Floodplain and floodway areas are designated by FEMA on the Flood Insurance Rate Maps (FIRMS). You can search the flood maps in your area using FEMA’s Map Service Center, or call FEMA to determine if your property is within a floodplain or floodway.

What is a Flood Plain?

A flood plain is any area that is vulnerable to being flooded by water from any source. This is the area adjacent to any waterway that is subject to flooding when there is a significant run-off of water.

What is a Flood Way?

It is a waterway of a river or any other water source that carries the deepest and fastest water downstream.

10. Title Company, Title Insurance and Title Policy
When buying an unimproved property we recommend always closing through a reputable title company. The title company will make sure that there are no liens on the property and will conduct all of the research pertaining to present ownership.
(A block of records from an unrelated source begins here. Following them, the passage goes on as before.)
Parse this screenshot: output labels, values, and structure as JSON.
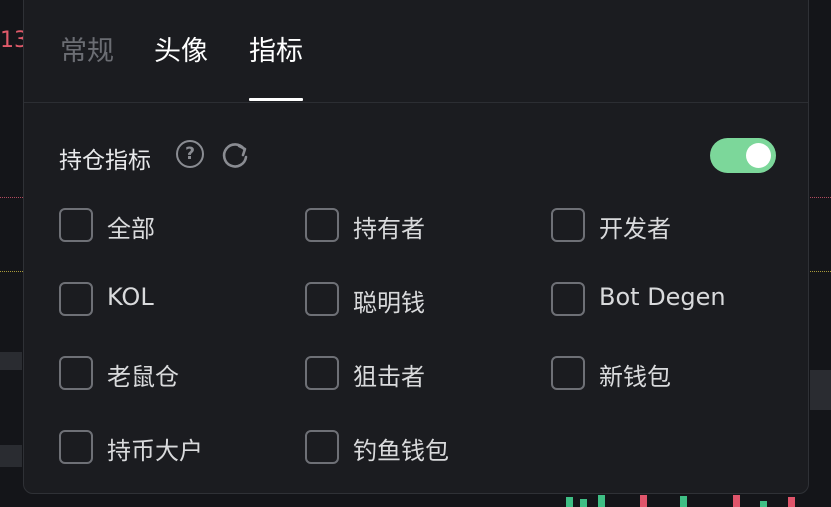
{
  "background": {
    "price_fragment": "13"
  },
  "tabs": [
    {
      "label": "常规",
      "active": false
    },
    {
      "label": "头像",
      "active": false
    },
    {
      "label": "指标",
      "active": true
    }
  ],
  "section": {
    "title": "持仓指标",
    "toggle_on": true
  },
  "options": [
    {
      "label": "全部",
      "checked": false
    },
    {
      "label": "持有者",
      "checked": false
    },
    {
      "label": "开发者",
      "checked": false
    },
    {
      "label": "KOL",
      "checked": false
    },
    {
      "label": "聪明钱",
      "checked": false
    },
    {
      "label": "Bot Degen",
      "checked": false
    },
    {
      "label": "老鼠仓",
      "checked": false
    },
    {
      "label": "狙击者",
      "checked": false
    },
    {
      "label": "新钱包",
      "checked": false
    },
    {
      "label": "持币大户",
      "checked": false
    },
    {
      "label": "钓鱼钱包",
      "checked": false
    }
  ],
  "colors": {
    "toggle_on": "#7cd79a",
    "panel_bg": "#1b1c20",
    "active_tab": "#ffffff",
    "inactive_tab": "#6b6d73"
  }
}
We also recommend using an escrow agent. The fees to the escrow agent are very minimal and they will make sure that both parties are abiding by the terms of the contract.

Title insurance
Title insurance offers financial protection against title issues that could not be found in the public records, are inadvertently missed in the title search process, or those that may arise from deception or falsification. Unlike most forms of insurance which protect policyholders from future events, title insurance protects you against defects that could already exist.
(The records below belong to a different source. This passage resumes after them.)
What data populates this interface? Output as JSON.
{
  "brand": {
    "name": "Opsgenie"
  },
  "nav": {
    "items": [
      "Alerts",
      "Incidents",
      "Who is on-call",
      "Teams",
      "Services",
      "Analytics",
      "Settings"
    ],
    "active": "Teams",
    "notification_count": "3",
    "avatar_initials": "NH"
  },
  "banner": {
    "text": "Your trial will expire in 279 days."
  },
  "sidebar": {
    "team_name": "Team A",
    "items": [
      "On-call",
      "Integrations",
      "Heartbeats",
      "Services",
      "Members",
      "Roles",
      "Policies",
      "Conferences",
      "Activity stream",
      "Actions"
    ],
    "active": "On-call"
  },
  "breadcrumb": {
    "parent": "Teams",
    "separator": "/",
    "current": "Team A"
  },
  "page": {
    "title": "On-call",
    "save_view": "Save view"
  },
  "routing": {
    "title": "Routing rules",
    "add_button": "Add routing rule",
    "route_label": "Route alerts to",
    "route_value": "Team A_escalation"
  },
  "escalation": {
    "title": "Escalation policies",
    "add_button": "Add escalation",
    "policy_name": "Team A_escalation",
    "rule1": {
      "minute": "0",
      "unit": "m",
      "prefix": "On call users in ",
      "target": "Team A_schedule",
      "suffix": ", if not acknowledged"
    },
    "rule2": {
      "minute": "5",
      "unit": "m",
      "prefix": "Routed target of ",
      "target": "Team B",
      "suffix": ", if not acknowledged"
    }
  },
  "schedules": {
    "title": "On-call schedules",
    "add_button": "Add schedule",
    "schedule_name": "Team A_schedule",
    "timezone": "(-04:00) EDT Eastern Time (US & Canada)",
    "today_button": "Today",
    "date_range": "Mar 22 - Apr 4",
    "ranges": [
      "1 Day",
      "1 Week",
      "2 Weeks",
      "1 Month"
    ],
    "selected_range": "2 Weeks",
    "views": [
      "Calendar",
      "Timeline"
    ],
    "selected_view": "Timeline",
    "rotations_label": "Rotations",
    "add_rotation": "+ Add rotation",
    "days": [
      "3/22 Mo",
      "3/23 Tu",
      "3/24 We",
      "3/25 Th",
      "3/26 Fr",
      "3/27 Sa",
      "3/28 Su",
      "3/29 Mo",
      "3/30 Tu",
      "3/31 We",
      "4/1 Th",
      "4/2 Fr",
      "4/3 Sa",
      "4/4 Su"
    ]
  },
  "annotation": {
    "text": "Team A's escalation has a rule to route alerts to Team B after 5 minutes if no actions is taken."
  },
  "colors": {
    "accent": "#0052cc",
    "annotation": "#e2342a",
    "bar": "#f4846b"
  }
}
Title Policy
A Title policy is required by a lender and only covers the lender’s interest in a property.

11. Appraisal
A real estate appraisal is an unbiased estimate of the true value of a property. It is best conducted by a licensed, certified professional. Before obtaining a loan, a lender will order an appraisal of the property. The appraisal that will be required will be Market Value. An appraiser usually provides a written report on this value to his or her client and the report will be used as the basis for a mortgage loan. An appraisal can confirm whether the property is worth the amount you are paying.

12. Financing
Financing for commercial unimproved property is offered by banks, lending institutions, credit unions, mortgage companies and the Small Business Administration. The size of the land, location, zoning, intended use, the availability of basic services, access, and any impediments to eventual construction will be a deciding factor for the lender.

13. Closing
The final step to procurement of an unimproved commercial property is receiving a detailed HUD-1 settlement statement.  This document will be prepared by a reputable title company before closing. The closing statement will summarize all fees for the Buyer and Seller involved in the transaction. Property ownership will transfer from the Seller to the new Buyer at closing.


My Real Estate Expert, LLC.